The placement was beneficial to my skills development in terms of being able to show that I can utilise the skills I use while studying for my PhD in an alternative and practical context. In particular I developed skills in being able to convey difficult and complex policy in understandable language to non-specialists. This included the written briefing for the Committee’s inquiry into the meningitis B vaccine. I worked closely with specialists in the House of Commons Library to prepare briefings which covered the technical areas of the vaccine in a manner which was accessible to MPs with no specialist background knowledge.
The placement was also valuable for me in terms of gaining a better understanding of the ethos of select committees. There is a difference between reading about the operation of committees in a book and witnessing it for yourself. This included an insight in to: how committees meetings actually work; the relationship between the Committee and its staff; the role of the chair and their importance; how committees undertake inquiries, oral evidence sessions and how they prepare and publish reports. Finally, as mentioned above, I was also able to experience and learn about the process of joint working between Committees and the rules and procedures which impact upon Committees.
The placement was also beneficial for my research. I am grateful to have had the opportunity to undertake ten hours of scoping interviews. During the four month placement I undertook interviews with clerks from both Houses of Parliament, the Head of the House of Commons Scrutiny Unit and staff from Speakers Counsel and the House of Commons legal team (who had previously worked on post-legislative scrutiny inquiries). In particular these scoping interviews focused upon: how post-legislative scrutiny is defined; what guidance if any is available to committees; how do they decide what to scrutinise; what ways of undertaking post-legislative scrutiny are there; do committees monitor the implementation of recommendations and how does the formal process of government memoranda operate. These interviews were not just beneficial for scoping purposes but also in terms of networking, in terms of making contacts who can be approached at a later date for a formal interview and finally in terms of putting my research on Parliament’s radar. These interviews have been valuable in guiding and finalising my research design as I was able to pick up on key themes that I was not aware of before. The placement was thus a great success, for my skills development, for gaining a practical understanding of how committees operate but also in helping to shape and guide my research.
During the placement I also had other opportunities to explore the work of Parliament, from touring the Parliamentary Archives and the House of Commons Library to spending time with Hansard, experiencing the amount of time and effort that goes into transcribing parliamentary proceedings especially during Prime Minister’s Questions.
It was a pleasure to work with the Committee and its secretariat and I would happily do so again without a second thought. It was a fantastic experience and I can’t recommend this scheme highly enough.

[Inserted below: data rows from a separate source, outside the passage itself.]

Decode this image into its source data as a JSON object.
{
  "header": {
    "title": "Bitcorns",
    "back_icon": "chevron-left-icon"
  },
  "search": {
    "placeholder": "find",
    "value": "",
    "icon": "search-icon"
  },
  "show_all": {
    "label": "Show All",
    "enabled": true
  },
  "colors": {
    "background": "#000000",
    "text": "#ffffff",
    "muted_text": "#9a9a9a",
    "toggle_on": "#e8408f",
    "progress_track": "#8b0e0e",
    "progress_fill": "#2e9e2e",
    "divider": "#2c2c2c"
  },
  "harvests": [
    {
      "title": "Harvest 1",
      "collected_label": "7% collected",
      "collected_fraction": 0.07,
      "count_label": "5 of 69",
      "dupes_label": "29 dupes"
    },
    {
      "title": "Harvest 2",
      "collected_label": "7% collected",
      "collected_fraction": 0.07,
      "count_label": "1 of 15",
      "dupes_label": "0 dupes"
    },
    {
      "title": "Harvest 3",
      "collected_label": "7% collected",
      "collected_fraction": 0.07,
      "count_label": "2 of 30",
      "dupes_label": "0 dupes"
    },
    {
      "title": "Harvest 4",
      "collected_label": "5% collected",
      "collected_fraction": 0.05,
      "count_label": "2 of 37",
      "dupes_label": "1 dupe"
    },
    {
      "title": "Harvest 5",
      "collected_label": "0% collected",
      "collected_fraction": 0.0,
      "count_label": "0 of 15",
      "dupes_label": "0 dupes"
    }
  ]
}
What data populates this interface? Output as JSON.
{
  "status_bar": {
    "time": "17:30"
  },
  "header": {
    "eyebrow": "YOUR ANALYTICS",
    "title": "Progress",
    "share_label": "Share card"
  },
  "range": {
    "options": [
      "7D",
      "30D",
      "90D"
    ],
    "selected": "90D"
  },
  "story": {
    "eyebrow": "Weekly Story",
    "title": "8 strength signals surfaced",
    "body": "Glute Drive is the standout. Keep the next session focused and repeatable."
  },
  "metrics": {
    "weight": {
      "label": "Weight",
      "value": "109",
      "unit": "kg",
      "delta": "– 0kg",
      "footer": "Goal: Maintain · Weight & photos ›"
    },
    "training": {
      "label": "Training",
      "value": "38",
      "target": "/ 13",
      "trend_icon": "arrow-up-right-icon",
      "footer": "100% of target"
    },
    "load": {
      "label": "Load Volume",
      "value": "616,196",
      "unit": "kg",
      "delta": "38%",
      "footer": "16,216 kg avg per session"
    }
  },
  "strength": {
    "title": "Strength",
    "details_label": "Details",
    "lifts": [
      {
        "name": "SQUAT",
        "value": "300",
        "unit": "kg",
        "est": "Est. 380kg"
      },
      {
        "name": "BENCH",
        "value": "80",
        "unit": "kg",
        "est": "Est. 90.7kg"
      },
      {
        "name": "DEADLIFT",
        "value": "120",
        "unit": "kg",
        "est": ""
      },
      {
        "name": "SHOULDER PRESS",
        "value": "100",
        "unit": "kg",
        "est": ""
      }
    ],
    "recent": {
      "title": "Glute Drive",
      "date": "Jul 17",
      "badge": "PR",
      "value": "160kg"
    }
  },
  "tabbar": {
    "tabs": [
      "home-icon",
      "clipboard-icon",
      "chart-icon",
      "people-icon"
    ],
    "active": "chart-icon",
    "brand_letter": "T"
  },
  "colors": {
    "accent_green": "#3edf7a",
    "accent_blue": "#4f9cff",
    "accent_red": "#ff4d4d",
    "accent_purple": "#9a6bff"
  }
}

Applications are now open for up to two PSA/House of Commons Committee Office Placements for the 2016/17 academic year – deadline 1 September 2016. You can find out more about these placements here.
About the author
Tom Caygill is an ESRC-funded PhD student in the School of Geography, Politics and Sociology at Newcastle University. His main interests are the scrutiny of government, the legislative process and parliamentary reform. He tweets @thomascaygill.